Wisconsin lost 50% of its original wetlands in the last 150 years of settlement. There are many agricultural fields, which were former wetlands that were drained to create farmland. Draining was so pervasive that it is rare to find a wetland in southeast Wisconsin that has not had some alteration of its original hydrology through ditching, diversions, berms, drain tiles, and other subtler land alterations.
Another pervasive impact on wetlands is the erosion of upland soils and the deposition of these soils onto wetlands because they are at the low point of the landscape. In the agricultural regions of Wisconsin, it is common to find one foot or more of upland soil washed down onto wetlands, creating a change in hydrology, loading the wetland with nutrients, and increasing the elevation. This deposition of sediment usually leads to a change in the wetland plant community to more exotic invasive plants and even to upland plants.
Wetlands can be restored on farmland and pastureland that was formally wetland. Because the wetland soils persist, bringing the hydrology back on the land and re-wetting the soils may involve filling ditches, removing drain tiles, or removing sediment. In addition, many sites are controlled for invasive species and planted with native seed. Upland un-mowed buffers are often created to protect the newly restored wetland from further degradation.
The Pike River Restoration Project is a multi-year restoration of over 5 miles of the Pike River in Mt. Pleasant, Wisconsin. Thompson and Associates participated in all phases of design, construction oversight, planting, and management. The paths winding through the restored river corridor provide passive recreation while the wetland and prairie restoration in the newly constructed river floodplain filter the water, buffer floods, and provide wildlife and fish habitat.

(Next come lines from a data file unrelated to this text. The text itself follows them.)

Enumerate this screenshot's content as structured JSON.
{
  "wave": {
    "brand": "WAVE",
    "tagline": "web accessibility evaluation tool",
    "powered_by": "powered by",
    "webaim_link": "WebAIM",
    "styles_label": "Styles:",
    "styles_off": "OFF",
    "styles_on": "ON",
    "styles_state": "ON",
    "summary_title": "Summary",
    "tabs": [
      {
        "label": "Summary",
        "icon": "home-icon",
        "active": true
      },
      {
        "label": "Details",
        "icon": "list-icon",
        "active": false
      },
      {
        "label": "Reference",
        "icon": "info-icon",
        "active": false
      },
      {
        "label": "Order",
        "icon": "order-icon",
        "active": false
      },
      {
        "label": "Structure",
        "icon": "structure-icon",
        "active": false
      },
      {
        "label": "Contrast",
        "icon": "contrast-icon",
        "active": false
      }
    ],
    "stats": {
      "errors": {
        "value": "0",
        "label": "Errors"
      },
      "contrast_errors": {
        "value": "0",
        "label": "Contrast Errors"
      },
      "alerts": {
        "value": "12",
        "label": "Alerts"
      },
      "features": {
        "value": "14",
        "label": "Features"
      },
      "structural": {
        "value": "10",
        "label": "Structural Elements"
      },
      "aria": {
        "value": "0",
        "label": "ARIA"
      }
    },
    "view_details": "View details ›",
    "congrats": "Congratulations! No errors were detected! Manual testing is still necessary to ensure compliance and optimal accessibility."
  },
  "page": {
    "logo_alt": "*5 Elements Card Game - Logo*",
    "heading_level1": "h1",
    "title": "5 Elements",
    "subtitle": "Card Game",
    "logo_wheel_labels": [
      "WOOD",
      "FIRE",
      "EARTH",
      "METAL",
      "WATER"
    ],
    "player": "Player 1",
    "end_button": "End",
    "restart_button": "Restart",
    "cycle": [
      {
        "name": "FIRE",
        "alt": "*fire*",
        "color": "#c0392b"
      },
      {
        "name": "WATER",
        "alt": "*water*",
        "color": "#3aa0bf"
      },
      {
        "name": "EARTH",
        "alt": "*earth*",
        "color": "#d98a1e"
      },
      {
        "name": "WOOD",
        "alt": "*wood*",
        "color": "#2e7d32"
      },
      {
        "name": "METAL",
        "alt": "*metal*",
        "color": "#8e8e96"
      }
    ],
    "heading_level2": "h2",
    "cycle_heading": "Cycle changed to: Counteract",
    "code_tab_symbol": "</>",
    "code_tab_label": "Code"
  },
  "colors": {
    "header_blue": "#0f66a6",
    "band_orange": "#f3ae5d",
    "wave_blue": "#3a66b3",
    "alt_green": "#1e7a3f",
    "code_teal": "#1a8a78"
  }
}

Wetland mitigation was adopted by the state of Wisconsin in 2002 and modified since then. The process of mitigation is to require newly restored wetlands to replace impacted or filled wetlands. The Wisconsin DNR permitting process, under NR 103, requires every effort be made to avoid wetlands on site. If wetlands cannot be avoided, then the impact to wetlands must be minimized. Minimization includes actions such as narrowing or moving a road, putting in a retaining wall, and/or moving structures to impact the least amount of wetland.
The very minor wetland impacts permitted by a WI DNR General Permit do not require Mitigation (less than 10,000 square feet), but mitigation is now mandatory for any wetland impact with a Wisconsin DNR Individual Permit. The DNR has developed Guidelines for Mitigation, and have many criteria for approving a mitigation plan. Currently, the preferred method of mitigation is for the permittee (the entity responsible for the project) to purchase credit at a state-approved wetland mitigation bank. If no wetland mitigation bank is available with credits to purchase, then the permittee may purchase credits that are termed “in-lieu fee” compensation. Finally, a small number of projects may be eligible for what used to be called on-site mitigation—a restoration project that compensates for wetland loss locally.